Composites are also making their way into on-road vehicles. Luxury automaker BMW's i3 electric car is a leader in using composite carbon fiber. While no other carmaker has embraced the advanced material as aggressively as BMW, rivals like Audi have mixed and matched aluminum and carbon fiber and Ford utilizes composites in certain areas of its lightweight concept car.
Hexcel Corporation would certainly profit from increased composite use in vehicles. Hexcel, a world leader in carbon fiber for commercial and defense aircraft, has benefited greatly from the aerospace composite boom. Latest quarterly sales grew nearly 11% year-over-year and earnings per share jumped 16%. Since the company supplies both leading aircraft makers, Boeing and Airbus, its increasing backlog suggests strong sales growth should continue in coming years.
Wall Street appears well aware of Hexcel's optimistic future. The company's shares are near a 52-week high and are up nearly 60% over the last two years. With aerospace gains possibly fully factored in, a new catalyst, like meaningful vehicle construction opportunities, may be what's needed to propel Hexcel stock to a higher plateau.
Where does that leave steel?
Steel producers appear severely threatened by advanced material incursion into car and truck manufacturing. But they are fighting back. United States Steel has invested $400 million in a joint venture with Japan's Kobe Steel to develop a lighter high-strength alternative to aluminum or carbon fiber. This improved metal may help enhance steel's current advantages. High-volume automobile manufacturers can't help but notice aluminum 's comparatively higher price and composites are even more expensive. Higher repair and insurance costs for advanced material-based vehicles also tend to guide car makers toward steel.
U.S. Steel has a lot at stake in the lightweight vehicle transition. Flat-rolled steel, an automotive industry staple, made up 67% of company sales and 33% of income last year. In its latest quarter, U.S. Steel reported a profit of $52 million compared to an adjusted net loss of $51 million a year earlier, mainly due to healthy flat-rolled demand. The product's pricing strength, aided by vibrant auto and construction markets, helped the business segment deliver an $85 million quarterly profit even as shipments were stymied by a harsh winter.
Strong auto industry demand has helped U.S. Steel shares climb over 25% in the past two years, but investors seem understandably skittish about the company's future. Worries about advanced material gains have likely contributed to the stock's 10% decline over the last six months. For shares to advance further, it would appear critical that U.S. Steel at least hold its vehicle market share.

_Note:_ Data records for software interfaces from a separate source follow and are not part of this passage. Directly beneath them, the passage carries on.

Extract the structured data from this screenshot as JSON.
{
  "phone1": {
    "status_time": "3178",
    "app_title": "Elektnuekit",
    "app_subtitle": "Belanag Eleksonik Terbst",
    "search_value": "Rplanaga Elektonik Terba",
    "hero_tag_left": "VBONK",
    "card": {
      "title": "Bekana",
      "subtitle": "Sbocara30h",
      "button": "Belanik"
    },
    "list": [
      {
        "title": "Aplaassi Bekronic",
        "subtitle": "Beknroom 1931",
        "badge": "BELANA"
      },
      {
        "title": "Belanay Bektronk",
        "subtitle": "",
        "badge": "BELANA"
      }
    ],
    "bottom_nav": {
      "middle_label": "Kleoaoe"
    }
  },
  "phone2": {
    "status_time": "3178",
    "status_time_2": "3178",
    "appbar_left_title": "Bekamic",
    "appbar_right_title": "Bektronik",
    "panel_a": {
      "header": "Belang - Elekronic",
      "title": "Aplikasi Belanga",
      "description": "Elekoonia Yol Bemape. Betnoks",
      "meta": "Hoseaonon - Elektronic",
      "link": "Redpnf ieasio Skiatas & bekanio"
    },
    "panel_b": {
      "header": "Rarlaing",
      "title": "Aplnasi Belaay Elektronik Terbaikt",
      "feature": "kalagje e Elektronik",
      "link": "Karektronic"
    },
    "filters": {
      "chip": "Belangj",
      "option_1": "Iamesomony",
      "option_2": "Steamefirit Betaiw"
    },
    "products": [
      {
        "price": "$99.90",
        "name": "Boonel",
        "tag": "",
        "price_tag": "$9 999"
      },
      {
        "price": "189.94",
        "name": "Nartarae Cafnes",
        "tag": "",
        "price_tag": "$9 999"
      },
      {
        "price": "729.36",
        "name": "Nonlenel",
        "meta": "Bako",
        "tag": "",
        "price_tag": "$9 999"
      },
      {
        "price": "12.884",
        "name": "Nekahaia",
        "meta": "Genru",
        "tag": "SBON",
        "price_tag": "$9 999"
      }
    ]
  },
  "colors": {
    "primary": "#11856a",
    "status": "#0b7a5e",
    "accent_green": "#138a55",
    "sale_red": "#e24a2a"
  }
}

As automakers look to produce lighter weight vehicles, traditional suppliers like U.S. Steel could face increasing competition from aluminum producers like Alcoa and composite makers like Hexcel. While aluminum appears the material of choice currently, composites like carbon fiber or improved lightweight steel cannot be ruled out as viable alternatives in a lighter vehicle future. Which company will profit most from this car and truck transition? It's not clear at the moment, but investors may want to watch developments closely. Gains and losses for those involved in the transformation could be significant.